- _WORK TO BE COMPLETED_
The output must match the entries below exactly, with pictures removed.

══ THE DATA

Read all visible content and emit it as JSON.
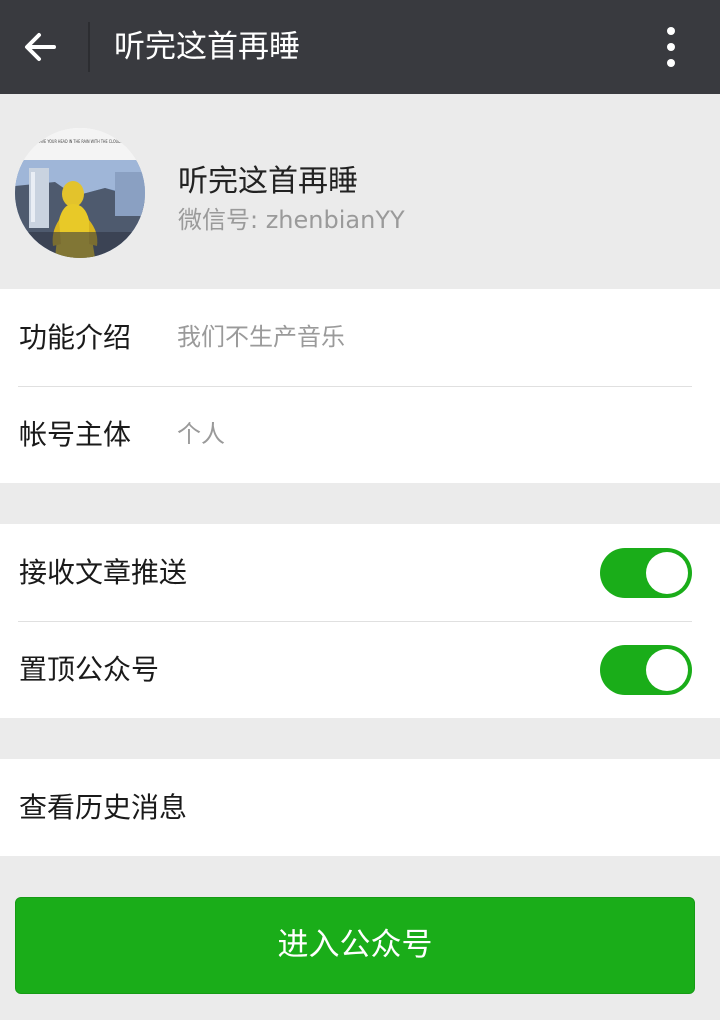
{
  "appbar": {
    "title": "听完这首再睡",
    "back_icon": "arrow-left-icon",
    "more_icon": "more-vertical-icon"
  },
  "profile": {
    "name": "听完这首再睡",
    "wechat_id": "微信号: zhenbianYY",
    "avatar_caption": "HAVE YOUR HEAD IN THE RAIN WITH THE CLOUDS"
  },
  "info": [
    {
      "label": "功能介绍",
      "value": "我们不生产音乐"
    },
    {
      "label": "帐号主体",
      "value": "个人"
    }
  ],
  "settings": [
    {
      "label": "接收文章推送",
      "on": true
    },
    {
      "label": "置顶公众号",
      "on": true
    }
  ],
  "history": {
    "label": "查看历史消息"
  },
  "enter_button": {
    "label": "进入公众号"
  },
  "colors": {
    "appbar": "#393a3f",
    "background": "#ebebeb",
    "accent_green": "#1aad19",
    "secondary_text": "#9a9a9a"
  }
}
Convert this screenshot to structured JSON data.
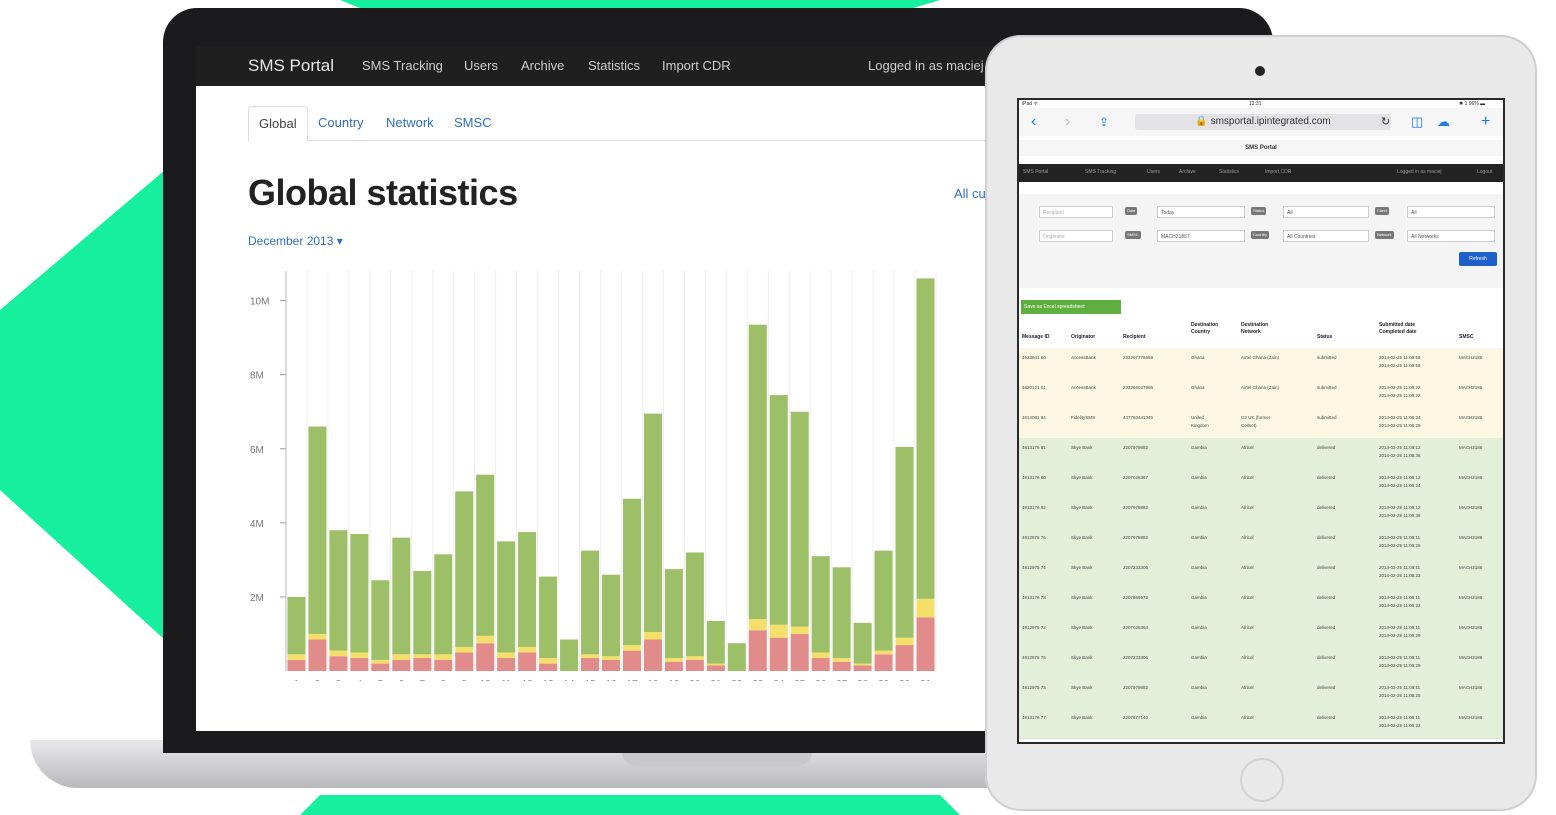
{
  "colors": {
    "accent_green": "#16f09e",
    "bar_green": "#9cbf68",
    "bar_yellow": "#f3df6a",
    "bar_red": "#e28b8b"
  },
  "laptop": {
    "nav": {
      "brand": "SMS Portal",
      "items": [
        "SMS Tracking",
        "Users",
        "Archive",
        "Statistics",
        "Import CDR"
      ],
      "logged_in": "Logged in as maciej"
    },
    "tabs": [
      "Global",
      "Country",
      "Network",
      "SMSC"
    ],
    "title": "Global statistics",
    "all_link": "All cu",
    "month": "December 2013 ▾"
  },
  "chart_data": {
    "type": "bar",
    "stacked": true,
    "categories": [
      "1",
      "2",
      "3",
      "4",
      "5",
      "6",
      "7",
      "8",
      "9",
      "10",
      "11",
      "12",
      "13",
      "14",
      "15",
      "16",
      "17",
      "18",
      "19",
      "20",
      "21",
      "22",
      "23",
      "24",
      "25",
      "26",
      "27",
      "28",
      "29",
      "30",
      "31"
    ],
    "y_ticks": [
      "10M",
      "8M",
      "6M",
      "4M",
      "2M"
    ],
    "ylim": [
      0,
      10800000
    ],
    "grid": true,
    "series": [
      {
        "color": "#e28b8b",
        "values": [
          300000,
          850000,
          400000,
          350000,
          200000,
          300000,
          350000,
          300000,
          500000,
          750000,
          350000,
          500000,
          200000,
          0,
          350000,
          300000,
          550000,
          850000,
          250000,
          300000,
          150000,
          0,
          1100000,
          900000,
          1000000,
          350000,
          250000,
          150000,
          450000,
          700000,
          1450000
        ]
      },
      {
        "color": "#f3df6a",
        "values": [
          150000,
          150000,
          150000,
          150000,
          100000,
          150000,
          100000,
          150000,
          150000,
          200000,
          150000,
          150000,
          150000,
          0,
          100000,
          100000,
          150000,
          200000,
          100000,
          100000,
          50000,
          0,
          300000,
          350000,
          200000,
          150000,
          100000,
          50000,
          100000,
          200000,
          500000
        ]
      },
      {
        "color": "#9cbf68",
        "values": [
          1550000,
          5600000,
          3250000,
          3200000,
          2150000,
          3150000,
          2250000,
          2700000,
          4200000,
          4350000,
          3000000,
          3100000,
          2200000,
          850000,
          2800000,
          2200000,
          3950000,
          5900000,
          2400000,
          2800000,
          1150000,
          750000,
          7950000,
          6200000,
          5800000,
          2600000,
          2450000,
          1100000,
          2700000,
          5150000,
          8650000
        ]
      }
    ]
  },
  "tablet": {
    "status_left": "iPad ᯤ",
    "status_time": "12:31",
    "status_right": "✱ 1 96% ▬",
    "url": "🔒 smsportal.ipintegrated.com",
    "page_title": "SMS Portal",
    "nav": {
      "brand": "SMS Portal",
      "items": [
        "SMS Tracking",
        "Users",
        "Archive",
        "Statistics",
        "Import CDR"
      ],
      "logged_in": "Logged in as maciej",
      "logout": "Logout"
    },
    "filters": {
      "recipient_placeholder": "Recipient",
      "originator_placeholder": "Originator",
      "date_label": "Date",
      "date_value": "Today",
      "status_label": "Status",
      "status_value": "All",
      "client_label": "Client",
      "client_value": "All",
      "smsc_label": "SMSC",
      "smsc_value": "MACH21867",
      "country_label": "Country",
      "country_value": "All Countries",
      "network_label": "Network",
      "network_value": "All Networks",
      "refresh": "Refresh"
    },
    "excel_button": "Save as Excel spreadsheet",
    "table": {
      "headers": [
        "Message ID",
        "Originator",
        "Recipient",
        "Destination\nCountry",
        "Destination\nNetwork",
        "Status",
        "Submitted date\nCompleted date",
        "SMSC"
      ],
      "rows": [
        [
          "4623641 60",
          "AccessBank",
          "233267775658",
          "Ghana",
          "Airtel Ghana (Zain)",
          "submitted",
          "2014-02-25 11:09:56\n2014-02-25 11:09:56",
          "MACH2186"
        ],
        [
          "4620121 01",
          "AccessBank",
          "233266027986",
          "Ghana",
          "Airtel Ghana (Zain)",
          "submitted",
          "2014-02-25 11:09:22\n2014-02-25 11:09:22",
          "MACH2186"
        ],
        [
          "4814081 84",
          "FidelitySMS",
          "447763441345",
          "United\nKingdom",
          "O2 UK (former\nCellnet)",
          "submitted",
          "2014-02-25 11:08:24\n2014-02-25 11:08:29",
          "MACH2186"
        ],
        [
          "4813176 81",
          "Skye Bank",
          "2207979882",
          "Gambia",
          "Africel",
          "delivered",
          "2014-02-25 11:08:12\n2014-02-25 11:08:36",
          "MACH2186"
        ],
        [
          "4813176 80",
          "Skye Bank",
          "2207026367",
          "Gambia",
          "Africel",
          "delivered",
          "2014-02-25 11:08:12\n2014-02-25 11:08:24",
          "MACH2186"
        ],
        [
          "4813176 82",
          "Skye Bank",
          "2207979882",
          "Gambia",
          "Africel",
          "delivered",
          "2014-02-25 11:08:12\n2014-02-25 11:08:36",
          "MACH2186"
        ],
        [
          "4812975 76",
          "Skye Bank",
          "2207979882",
          "Gambia",
          "Africel",
          "delivered",
          "2014-02-25 11:08:11\n2014-02-25 11:08:26",
          "MACH2186"
        ],
        [
          "4812975 74",
          "Skye Bank",
          "2207233306",
          "Gambia",
          "Africel",
          "delivered",
          "2014-02-25 11:08:11\n2014-02-25 11:08:22",
          "MACH2186"
        ],
        [
          "4813176 78",
          "Skye Bank",
          "2207869572",
          "Gambia",
          "Africel",
          "delivered",
          "2014-02-25 11:08:11\n2014-02-25 11:08:22",
          "MACH2186"
        ],
        [
          "4812975 72",
          "Skye Bank",
          "2207026364",
          "Gambia",
          "Africel",
          "delivered",
          "2014-02-25 11:08:11\n2014-02-25 11:08:29",
          "MACH2186"
        ],
        [
          "4812975 75",
          "Skye Bank",
          "2207233306",
          "Gambia",
          "Africel",
          "delivered",
          "2014-02-25 11:08:11\n2014-02-25 11:08:29",
          "MACH2186"
        ],
        [
          "4812975 73",
          "Skye Bank",
          "2207979882",
          "Gambia",
          "Africel",
          "delivered",
          "2014-02-25 11:08:11\n2014-02-25 11:08:25",
          "MACH2186"
        ],
        [
          "4813176 77",
          "Skye Bank",
          "2207877140",
          "Gambia",
          "Africel",
          "delivered",
          "2014-02-25 11:08:11\n2014-02-25 11:08:22",
          "MACH2186"
        ]
      ]
    }
  }
}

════

- _RESPONSE AREA_
Read all visible content and emit it as JSON.
{
  "appbar": {
    "title": "听完这首再睡",
    "back_icon": "arrow-left-icon",
    "more_icon": "more-vertical-icon"
  },
  "profile": {
    "name": "听完这首再睡",
    "wechat_id": "微信号: zhenbianYY",
    "avatar_caption": "HAVE YOUR HEAD IN THE RAIN WITH THE CLOUDS"
  },
  "info": [
    {
      "label": "功能介绍",
      "value": "我们不生产音乐"
    },
    {
      "label": "帐号主体",
      "value": "个人"
    }
  ],
  "settings": [
    {
      "label": "接收文章推送",
      "on": true
    },
    {
      "label": "置顶公众号",
      "on": true
    }
  ],
  "history": {
    "label": "查看历史消息"
  },
  "enter_button": {
    "label": "进入公众号"
  },
  "colors": {
    "appbar": "#393a3f",
    "background": "#ebebeb",
    "accent_green": "#1aad19",
    "secondary_text": "#9a9a9a"
  }
}
Convert this screenshot to structured JSON data.
{
  "colors": {
    "accent_green": "#16f09e",
    "bar_green": "#9cbf68",
    "bar_yellow": "#f3df6a",
    "bar_red": "#e28b8b"
  },
  "laptop": {
    "nav": {
      "brand": "SMS Portal",
      "items": [
        "SMS Tracking",
        "Users",
        "Archive",
        "Statistics",
        "Import CDR"
      ],
      "logged_in": "Logged in as maciej"
    },
    "tabs": [
      "Global",
      "Country",
      "Network",
      "SMSC"
    ],
    "title": "Global statistics",
    "all_link": "All cu",
    "month": "December 2013 ▾"
  },
  "chart_data": {
    "type": "bar",
    "stacked": true,
    "categories": [
      "1",
      "2",
      "3",
      "4",
      "5",
      "6",
      "7",
      "8",
      "9",
      "10",
      "11",
      "12",
      "13",
      "14",
      "15",
      "16",
      "17",
      "18",
      "19",
      "20",
      "21",
      "22",
      "23",
      "24",
      "25",
      "26",
      "27",
      "28",
      "29",
      "30",
      "31"
    ],
    "y_ticks": [
      "10M",
      "8M",
      "6M",
      "4M",
      "2M"
    ],
    "ylim": [
      0,
      10800000
    ],
    "grid": true,
    "series": [
      {
        "color": "#e28b8b",
        "values": [
          300000,
          850000,
          400000,
          350000,
          200000,
          300000,
          350000,
          300000,
          500000,
          750000,
          350000,
          500000,
          200000,
          0,
          350000,
          300000,
          550000,
          850000,
          250000,
          300000,
          150000,
          0,
          1100000,
          900000,
          1000000,
          350000,
          250000,
          150000,
          450000,
          700000,
          1450000
        ]
      },
      {
        "color": "#f3df6a",
        "values": [
          150000,
          150000,
          150000,
          150000,
          100000,
          150000,
          100000,
          150000,
          150000,
          200000,
          150000,
          150000,
          150000,
          0,
          100000,
          100000,
          150000,
          200000,
          100000,
          100000,
          50000,
          0,
          300000,
          350000,
          200000,
          150000,
          100000,
          50000,
          100000,
          200000,
          500000
        ]
      },
      {
        "color": "#9cbf68",
        "values": [
          1550000,
          5600000,
          3250000,
          3200000,
          2150000,
          3150000,
          2250000,
          2700000,
          4200000,
          4350000,
          3000000,
          3100000,
          2200000,
          850000,
          2800000,
          2200000,
          3950000,
          5900000,
          2400000,
          2800000,
          1150000,
          750000,
          7950000,
          6200000,
          5800000,
          2600000,
          2450000,
          1100000,
          2700000,
          5150000,
          8650000
        ]
      }
    ]
  },
  "tablet": {
    "status_left": "iPad ᯤ",
    "status_time": "12:31",
    "status_right": "✱ 1 96% ▬",
    "url": "🔒 smsportal.ipintegrated.com",
    "page_title": "SMS Portal",
    "nav": {
      "brand": "SMS Portal",
      "items": [
        "SMS Tracking",
        "Users",
        "Archive",
        "Statistics",
        "Import CDR"
      ],
      "logged_in": "Logged in as maciej",
      "logout": "Logout"
    },
    "filters": {
      "recipient_placeholder": "Recipient",
      "originator_placeholder": "Originator",
      "date_label": "Date",
      "date_value": "Today",
      "status_label": "Status",
      "status_value": "All",
      "client_label": "Client",
      "client_value": "All",
      "smsc_label": "SMSC",
      "smsc_value": "MACH21867",
      "country_label": "Country",
      "country_value": "All Countries",
      "network_label": "Network",
      "network_value": "All Networks",
      "refresh": "Refresh"
    },
    "excel_button": "Save as Excel spreadsheet",
    "table": {
      "headers": [
        "Message ID",
        "Originator",
        "Recipient",
        "Destination\nCountry",
        "Destination\nNetwork",
        "Status",
        "Submitted date\nCompleted date",
        "SMSC"
      ],
      "rows": [
        [
          "4623641 60",
          "AccessBank",
          "233267775658",
          "Ghana",
          "Airtel Ghana (Zain)",
          "submitted",
          "2014-02-25 11:09:56\n2014-02-25 11:09:56",
          "MACH2186"
        ],
        [
          "4620121 01",
          "AccessBank",
          "233266027986",
          "Ghana",
          "Airtel Ghana (Zain)",
          "submitted",
          "2014-02-25 11:09:22\n2014-02-25 11:09:22",
          "MACH2186"
        ],
        [
          "4814081 84",
          "FidelitySMS",
          "447763441345",
          "United\nKingdom",
          "O2 UK (former\nCellnet)",
          "submitted",
          "2014-02-25 11:08:24\n2014-02-25 11:08:29",
          "MACH2186"
        ],
        [
          "4813176 81",
          "Skye Bank",
          "2207979882",
          "Gambia",
          "Africel",
          "delivered",
          "2014-02-25 11:08:12\n2014-02-25 11:08:36",
          "MACH2186"
        ],
        [
          "4813176 80",
          "Skye Bank",
          "2207026367",
          "Gambia",
          "Africel",
          "delivered",
          "2014-02-25 11:08:12\n2014-02-25 11:08:24",
          "MACH2186"
        ],
        [
          "4813176 82",
          "Skye Bank",
          "2207979882",
          "Gambia",
          "Africel",
          "delivered",
          "2014-02-25 11:08:12\n2014-02-25 11:08:36",
          "MACH2186"
        ],
        [
          "4812975 76",
          "Skye Bank",
          "2207979882",
          "Gambia",
          "Africel",
          "delivered",
          "2014-02-25 11:08:11\n2014-02-25 11:08:26",
          "MACH2186"
        ],
        [
          "4812975 74",
          "Skye Bank",
          "2207233306",
          "Gambia",
          "Africel",
          "delivered",
          "2014-02-25 11:08:11\n2014-02-25 11:08:22",
          "MACH2186"
        ],
        [
          "4813176 78",
          "Skye Bank",
          "2207869572",
          "Gambia",
          "Africel",
          "delivered",
          "2014-02-25 11:08:11\n2014-02-25 11:08:22",
          "MACH2186"
        ],
        [
          "4812975 72",
          "Skye Bank",
          "2207026364",
          "Gambia",
          "Africel",
          "delivered",
          "2014-02-25 11:08:11\n2014-02-25 11:08:29",
          "MACH2186"
        ],
        [
          "4812975 75",
          "Skye Bank",
          "2207233306",
          "Gambia",
          "Africel",
          "delivered",
          "2014-02-25 11:08:11\n2014-02-25 11:08:29",
          "MACH2186"
        ],
        [
          "4812975 73",
          "Skye Bank",
          "2207979882",
          "Gambia",
          "Africel",
          "delivered",
          "2014-02-25 11:08:11\n2014-02-25 11:08:25",
          "MACH2186"
        ],
        [
          "4813176 77",
          "Skye Bank",
          "2207877140",
          "Gambia",
          "Africel",
          "delivered",
          "2014-02-25 11:08:11\n2014-02-25 11:08:22",
          "MACH2186"
        ]
      ]
    }
  }
}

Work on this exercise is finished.